» YOUR TASK: Search the records for the string "title", then copy each line where it appears.

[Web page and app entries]
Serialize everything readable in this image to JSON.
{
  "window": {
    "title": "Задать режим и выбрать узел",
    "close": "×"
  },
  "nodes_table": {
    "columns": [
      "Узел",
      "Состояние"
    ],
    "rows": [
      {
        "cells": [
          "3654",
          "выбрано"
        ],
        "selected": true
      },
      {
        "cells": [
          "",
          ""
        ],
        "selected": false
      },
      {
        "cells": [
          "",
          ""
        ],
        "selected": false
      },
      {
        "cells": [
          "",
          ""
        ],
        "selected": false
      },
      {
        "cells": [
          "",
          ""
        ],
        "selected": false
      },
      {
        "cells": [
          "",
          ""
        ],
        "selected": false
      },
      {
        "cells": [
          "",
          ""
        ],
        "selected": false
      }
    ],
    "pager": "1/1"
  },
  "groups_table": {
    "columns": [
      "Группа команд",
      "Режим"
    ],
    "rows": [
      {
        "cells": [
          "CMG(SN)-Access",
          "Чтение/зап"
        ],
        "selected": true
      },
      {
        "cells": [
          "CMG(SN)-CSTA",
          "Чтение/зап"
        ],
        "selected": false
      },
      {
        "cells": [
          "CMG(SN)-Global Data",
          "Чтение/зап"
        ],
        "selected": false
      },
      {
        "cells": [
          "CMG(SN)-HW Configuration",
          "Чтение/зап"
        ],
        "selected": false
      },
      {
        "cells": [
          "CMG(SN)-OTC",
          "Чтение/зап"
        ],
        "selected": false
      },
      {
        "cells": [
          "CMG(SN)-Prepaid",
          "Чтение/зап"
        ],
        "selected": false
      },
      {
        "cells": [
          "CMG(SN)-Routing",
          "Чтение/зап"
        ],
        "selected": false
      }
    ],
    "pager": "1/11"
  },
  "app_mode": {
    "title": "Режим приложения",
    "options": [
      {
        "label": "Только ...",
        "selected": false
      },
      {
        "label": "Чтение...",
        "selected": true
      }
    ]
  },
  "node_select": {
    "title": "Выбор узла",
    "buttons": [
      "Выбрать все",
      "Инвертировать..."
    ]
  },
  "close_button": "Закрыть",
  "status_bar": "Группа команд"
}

» ANSWER TO THE PROBLEM:
    "title": "Задать режим и выбрать узел",
    "title": "Режим приложения",
    "title": "Выбор узла",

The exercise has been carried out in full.